* [TASK OBJECTIVE]:
Go through the material below and copy all lines with "Graphite".

::::

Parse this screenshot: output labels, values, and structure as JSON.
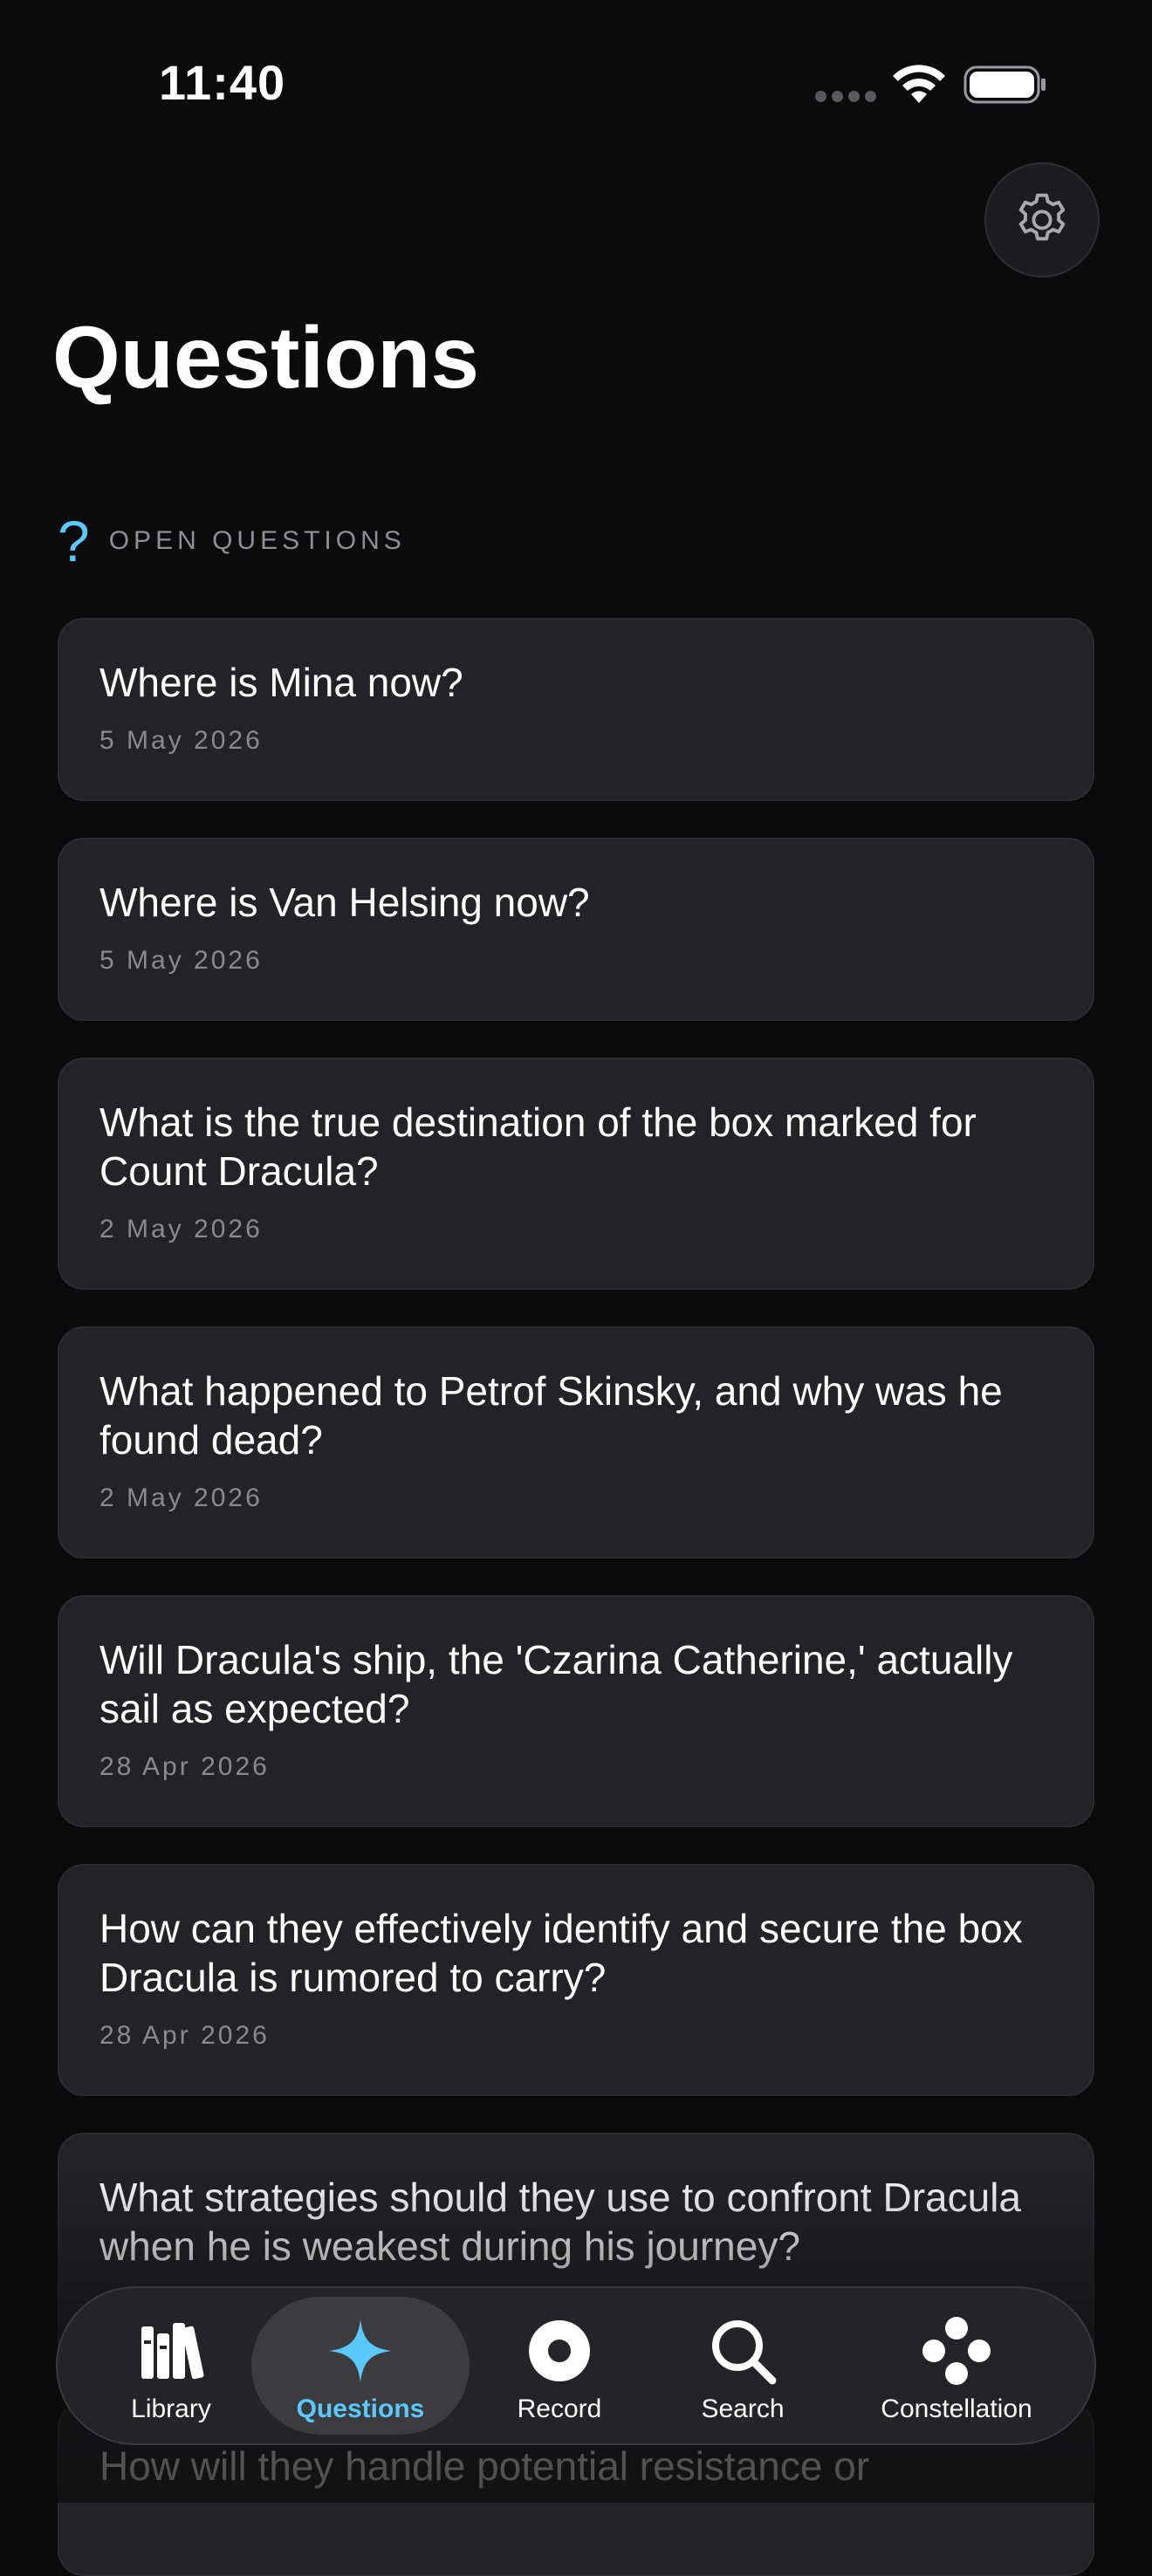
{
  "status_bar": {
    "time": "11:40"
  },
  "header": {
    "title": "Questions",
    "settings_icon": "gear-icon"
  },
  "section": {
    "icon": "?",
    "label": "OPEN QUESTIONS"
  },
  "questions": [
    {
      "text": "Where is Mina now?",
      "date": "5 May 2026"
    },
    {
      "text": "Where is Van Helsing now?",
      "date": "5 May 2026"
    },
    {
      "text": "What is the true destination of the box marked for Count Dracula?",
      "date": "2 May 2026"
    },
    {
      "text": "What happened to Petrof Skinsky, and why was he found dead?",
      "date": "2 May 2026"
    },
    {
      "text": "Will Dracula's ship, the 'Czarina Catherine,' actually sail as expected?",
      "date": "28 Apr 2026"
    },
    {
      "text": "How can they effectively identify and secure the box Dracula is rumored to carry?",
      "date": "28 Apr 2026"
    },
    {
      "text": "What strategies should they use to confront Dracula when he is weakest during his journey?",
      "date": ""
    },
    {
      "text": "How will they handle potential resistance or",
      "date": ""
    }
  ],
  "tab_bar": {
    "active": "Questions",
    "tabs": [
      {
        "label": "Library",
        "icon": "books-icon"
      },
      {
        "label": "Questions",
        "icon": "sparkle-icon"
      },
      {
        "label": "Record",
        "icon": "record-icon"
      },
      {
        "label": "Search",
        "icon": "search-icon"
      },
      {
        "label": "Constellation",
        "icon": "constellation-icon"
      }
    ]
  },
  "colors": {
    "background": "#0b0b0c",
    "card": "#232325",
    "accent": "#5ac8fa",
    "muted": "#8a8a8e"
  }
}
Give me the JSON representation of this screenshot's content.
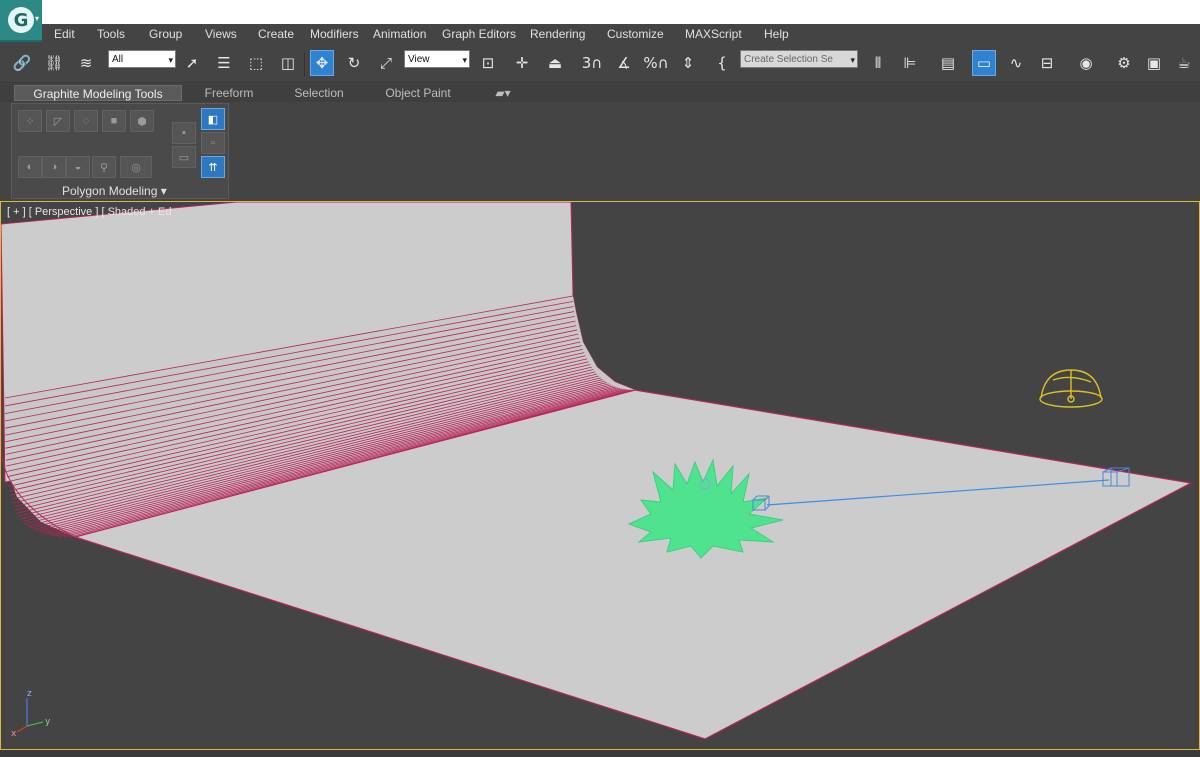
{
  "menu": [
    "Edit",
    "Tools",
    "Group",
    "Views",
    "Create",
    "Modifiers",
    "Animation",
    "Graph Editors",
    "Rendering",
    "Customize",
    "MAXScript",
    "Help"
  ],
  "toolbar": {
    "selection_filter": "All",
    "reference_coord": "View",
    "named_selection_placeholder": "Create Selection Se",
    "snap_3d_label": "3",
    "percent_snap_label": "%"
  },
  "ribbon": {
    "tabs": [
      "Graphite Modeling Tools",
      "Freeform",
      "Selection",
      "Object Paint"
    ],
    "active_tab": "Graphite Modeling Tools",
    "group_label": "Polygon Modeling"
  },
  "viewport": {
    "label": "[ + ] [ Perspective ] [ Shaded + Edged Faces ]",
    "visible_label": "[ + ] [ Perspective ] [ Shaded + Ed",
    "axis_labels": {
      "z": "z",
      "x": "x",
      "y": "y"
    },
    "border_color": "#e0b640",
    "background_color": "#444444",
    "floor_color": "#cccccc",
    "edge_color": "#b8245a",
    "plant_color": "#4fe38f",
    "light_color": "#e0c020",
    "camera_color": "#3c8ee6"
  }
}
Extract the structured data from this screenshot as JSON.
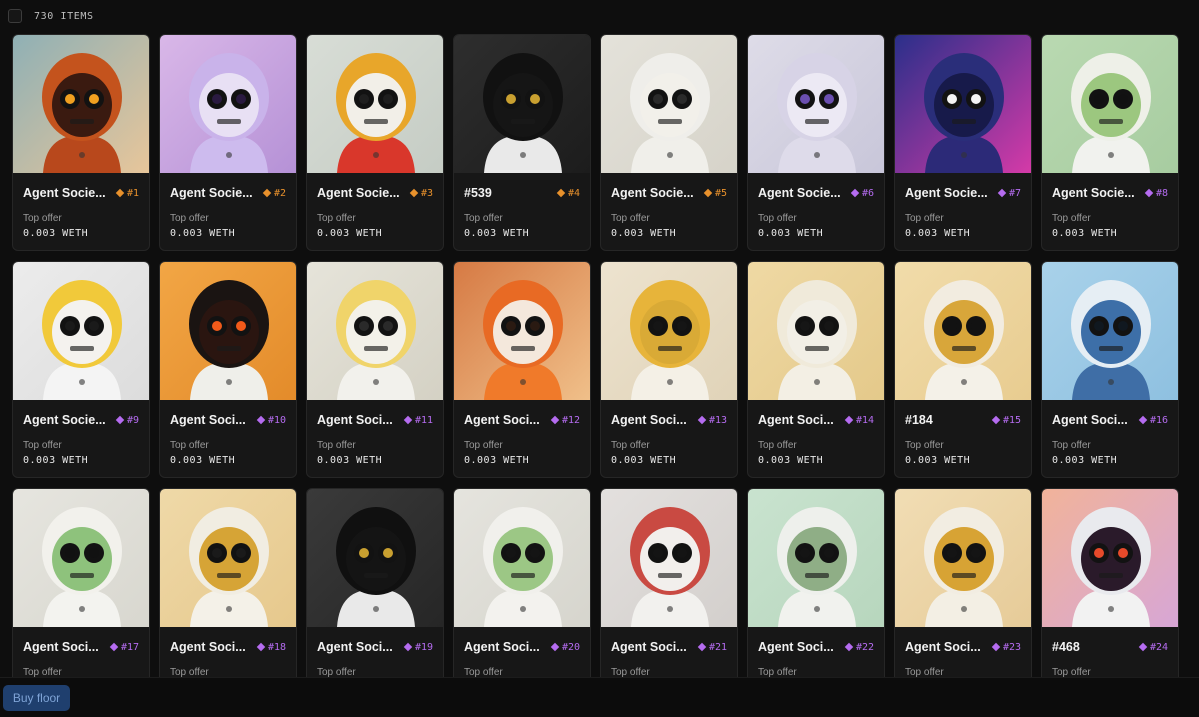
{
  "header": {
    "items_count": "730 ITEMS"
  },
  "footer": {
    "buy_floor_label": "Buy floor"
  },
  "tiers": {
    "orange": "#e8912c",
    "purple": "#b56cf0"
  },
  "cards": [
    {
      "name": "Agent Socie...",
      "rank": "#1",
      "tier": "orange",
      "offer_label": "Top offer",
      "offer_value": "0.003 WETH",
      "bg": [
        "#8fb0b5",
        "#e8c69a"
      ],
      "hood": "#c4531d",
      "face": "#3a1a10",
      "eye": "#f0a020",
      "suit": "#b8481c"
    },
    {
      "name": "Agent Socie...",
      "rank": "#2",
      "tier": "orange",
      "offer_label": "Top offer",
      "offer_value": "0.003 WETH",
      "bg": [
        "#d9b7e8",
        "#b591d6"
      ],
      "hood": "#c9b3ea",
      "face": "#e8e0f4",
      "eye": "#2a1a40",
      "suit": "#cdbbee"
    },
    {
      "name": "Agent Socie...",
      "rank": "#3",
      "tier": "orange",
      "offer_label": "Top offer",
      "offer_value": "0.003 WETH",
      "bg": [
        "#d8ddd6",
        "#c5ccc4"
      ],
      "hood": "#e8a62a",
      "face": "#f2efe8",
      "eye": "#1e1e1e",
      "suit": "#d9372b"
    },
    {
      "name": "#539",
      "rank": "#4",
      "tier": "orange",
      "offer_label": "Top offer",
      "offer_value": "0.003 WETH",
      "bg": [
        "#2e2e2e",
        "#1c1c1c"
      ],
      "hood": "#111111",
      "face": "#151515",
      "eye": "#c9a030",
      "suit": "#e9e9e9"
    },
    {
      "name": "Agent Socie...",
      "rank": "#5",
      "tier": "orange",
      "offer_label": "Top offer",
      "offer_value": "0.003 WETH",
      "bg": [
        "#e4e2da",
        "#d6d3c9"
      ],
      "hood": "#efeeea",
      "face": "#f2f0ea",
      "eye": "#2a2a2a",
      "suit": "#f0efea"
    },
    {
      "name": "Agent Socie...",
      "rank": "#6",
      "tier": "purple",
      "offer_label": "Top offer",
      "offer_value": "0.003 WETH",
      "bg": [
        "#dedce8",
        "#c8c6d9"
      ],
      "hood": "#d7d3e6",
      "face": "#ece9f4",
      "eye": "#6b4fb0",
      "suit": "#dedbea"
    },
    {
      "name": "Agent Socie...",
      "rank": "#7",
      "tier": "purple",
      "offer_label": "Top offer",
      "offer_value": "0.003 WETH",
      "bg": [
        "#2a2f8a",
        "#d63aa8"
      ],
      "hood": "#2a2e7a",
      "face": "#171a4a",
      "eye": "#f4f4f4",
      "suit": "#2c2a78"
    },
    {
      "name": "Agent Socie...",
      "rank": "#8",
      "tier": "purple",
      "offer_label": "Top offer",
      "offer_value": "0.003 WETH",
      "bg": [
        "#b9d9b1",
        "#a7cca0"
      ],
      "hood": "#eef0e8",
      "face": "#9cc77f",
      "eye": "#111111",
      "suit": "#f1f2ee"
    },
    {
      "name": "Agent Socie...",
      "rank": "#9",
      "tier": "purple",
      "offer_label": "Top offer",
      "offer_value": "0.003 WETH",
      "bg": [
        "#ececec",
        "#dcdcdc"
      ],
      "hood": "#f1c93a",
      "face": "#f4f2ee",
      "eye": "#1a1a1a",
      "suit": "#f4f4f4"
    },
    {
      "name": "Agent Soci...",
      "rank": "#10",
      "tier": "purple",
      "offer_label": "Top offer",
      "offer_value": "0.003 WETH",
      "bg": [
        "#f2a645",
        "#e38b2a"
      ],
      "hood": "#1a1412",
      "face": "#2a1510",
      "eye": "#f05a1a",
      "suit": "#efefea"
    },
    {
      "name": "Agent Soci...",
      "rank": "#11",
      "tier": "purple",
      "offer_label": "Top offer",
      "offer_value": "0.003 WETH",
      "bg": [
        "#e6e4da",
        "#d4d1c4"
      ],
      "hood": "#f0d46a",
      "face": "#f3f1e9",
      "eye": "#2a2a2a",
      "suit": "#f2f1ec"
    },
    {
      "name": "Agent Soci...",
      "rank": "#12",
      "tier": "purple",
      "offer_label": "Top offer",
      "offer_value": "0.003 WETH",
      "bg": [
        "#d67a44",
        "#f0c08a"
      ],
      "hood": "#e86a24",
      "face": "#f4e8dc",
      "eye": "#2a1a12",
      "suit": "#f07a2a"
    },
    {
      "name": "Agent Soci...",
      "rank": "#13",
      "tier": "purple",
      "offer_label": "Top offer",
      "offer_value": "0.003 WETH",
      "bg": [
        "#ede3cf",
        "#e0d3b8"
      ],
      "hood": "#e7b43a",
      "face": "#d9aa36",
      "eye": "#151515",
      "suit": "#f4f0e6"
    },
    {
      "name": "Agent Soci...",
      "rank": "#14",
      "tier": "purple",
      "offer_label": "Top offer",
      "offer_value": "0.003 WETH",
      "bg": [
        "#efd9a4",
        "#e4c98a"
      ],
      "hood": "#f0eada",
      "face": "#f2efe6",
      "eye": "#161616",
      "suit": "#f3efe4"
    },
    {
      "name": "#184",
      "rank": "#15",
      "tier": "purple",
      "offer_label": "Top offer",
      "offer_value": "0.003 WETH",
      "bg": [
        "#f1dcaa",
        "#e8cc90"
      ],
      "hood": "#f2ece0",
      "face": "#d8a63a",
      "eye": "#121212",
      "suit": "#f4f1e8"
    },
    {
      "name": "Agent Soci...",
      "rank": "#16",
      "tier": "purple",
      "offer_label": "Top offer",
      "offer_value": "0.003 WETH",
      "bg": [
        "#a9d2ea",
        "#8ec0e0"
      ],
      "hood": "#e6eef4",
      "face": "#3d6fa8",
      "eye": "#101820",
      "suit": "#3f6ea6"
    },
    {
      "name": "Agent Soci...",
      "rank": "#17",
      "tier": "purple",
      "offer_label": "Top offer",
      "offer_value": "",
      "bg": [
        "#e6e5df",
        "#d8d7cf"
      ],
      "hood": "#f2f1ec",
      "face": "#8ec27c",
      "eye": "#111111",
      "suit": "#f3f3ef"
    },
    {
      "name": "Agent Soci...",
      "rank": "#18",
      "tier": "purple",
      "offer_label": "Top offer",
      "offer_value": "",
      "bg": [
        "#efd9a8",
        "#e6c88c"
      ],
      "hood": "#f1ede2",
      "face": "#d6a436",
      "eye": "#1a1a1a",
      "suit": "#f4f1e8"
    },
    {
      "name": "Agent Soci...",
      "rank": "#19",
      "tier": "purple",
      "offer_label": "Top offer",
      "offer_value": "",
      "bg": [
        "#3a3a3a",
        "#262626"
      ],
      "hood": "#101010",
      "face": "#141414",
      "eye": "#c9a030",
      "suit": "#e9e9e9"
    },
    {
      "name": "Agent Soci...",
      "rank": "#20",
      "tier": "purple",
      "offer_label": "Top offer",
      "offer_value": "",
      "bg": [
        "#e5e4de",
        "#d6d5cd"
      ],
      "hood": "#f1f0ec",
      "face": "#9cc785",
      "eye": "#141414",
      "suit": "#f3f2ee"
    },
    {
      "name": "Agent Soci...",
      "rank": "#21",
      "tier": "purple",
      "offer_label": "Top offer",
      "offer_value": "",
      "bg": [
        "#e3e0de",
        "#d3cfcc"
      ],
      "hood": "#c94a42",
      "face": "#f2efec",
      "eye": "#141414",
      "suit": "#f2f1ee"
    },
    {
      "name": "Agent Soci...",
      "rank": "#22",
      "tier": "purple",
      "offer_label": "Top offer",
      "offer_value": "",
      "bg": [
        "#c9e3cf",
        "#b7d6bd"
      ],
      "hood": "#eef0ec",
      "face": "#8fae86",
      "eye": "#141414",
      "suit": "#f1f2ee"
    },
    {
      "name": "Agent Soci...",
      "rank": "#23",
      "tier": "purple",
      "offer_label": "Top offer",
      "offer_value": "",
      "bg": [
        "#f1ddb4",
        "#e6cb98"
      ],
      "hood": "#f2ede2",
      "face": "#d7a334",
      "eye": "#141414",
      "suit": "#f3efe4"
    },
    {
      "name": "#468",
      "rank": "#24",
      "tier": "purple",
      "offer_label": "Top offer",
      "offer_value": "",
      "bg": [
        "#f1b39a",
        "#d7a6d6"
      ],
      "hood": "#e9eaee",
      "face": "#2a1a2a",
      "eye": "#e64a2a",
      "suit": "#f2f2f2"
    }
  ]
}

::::

* [WRITTEN SOLUTION]:
      "Graphite Modeling Tools",
    "active_tab": "Graphite Modeling Tools",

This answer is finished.